_RAW DATA_
[Start of section]

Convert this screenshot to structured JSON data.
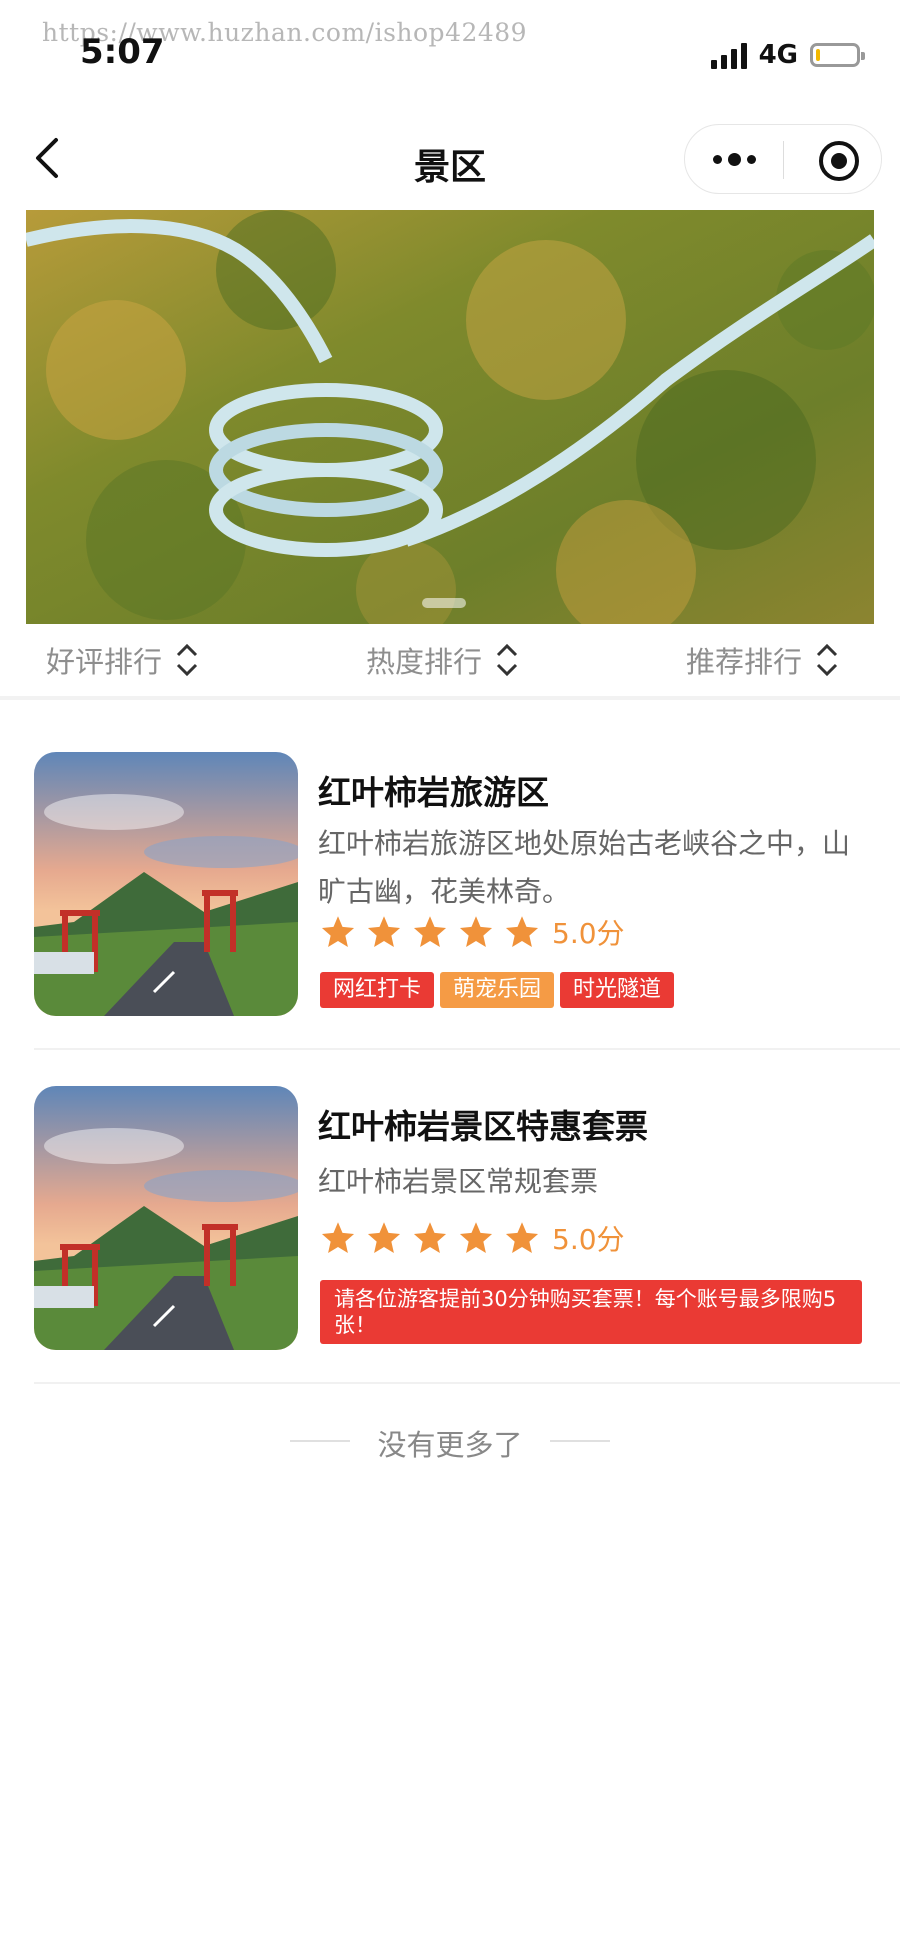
{
  "watermark": "https://www.huzhan.com/ishop42489",
  "status_bar": {
    "time": "5:07",
    "network": "4G"
  },
  "nav": {
    "title": "景区",
    "back_icon": "back-chevron-icon",
    "more_icon": "more-dots-icon",
    "close_icon": "target-close-icon"
  },
  "banner": {
    "image": "glass-slide-scenery-photo",
    "slide_indicator": "carousel-dot"
  },
  "sort_bar": {
    "items": [
      {
        "label": "好评排行",
        "icon": "sort-arrows-icon"
      },
      {
        "label": "热度排行",
        "icon": "sort-arrows-icon"
      },
      {
        "label": "推荐排行",
        "icon": "sort-arrows-icon"
      }
    ]
  },
  "listings": [
    {
      "title": "红叶柿岩旅游区",
      "description": "红叶柿岩旅游区地处原始古老峡谷之中，山旷古幽，花美林奇。",
      "stars": 5,
      "score": "5.0分",
      "tags": [
        {
          "label": "网红打卡",
          "color": "#ea3a34"
        },
        {
          "label": "萌宠乐园",
          "color": "#f59b45"
        },
        {
          "label": "时光隧道",
          "color": "#ea3a34"
        }
      ]
    },
    {
      "title": "红叶柿岩景区特惠套票",
      "description": "红叶柿岩景区常规套票",
      "stars": 5,
      "score": "5.0分",
      "notice": "请各位游客提前30分钟购买套票！每个账号最多限购5张！"
    }
  ],
  "footer": {
    "end_text": "没有更多了"
  },
  "colors": {
    "accent_red": "#ea3a34",
    "accent_orange": "#f59b45",
    "star": "#f0923a"
  }
}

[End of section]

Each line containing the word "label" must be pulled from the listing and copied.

        "label": "好评排行",
        "label": "热度排行",
        "label": "推荐排行",
          "label": "网红打卡",
          "label": "萌宠乐园",
          "label": "时光隧道",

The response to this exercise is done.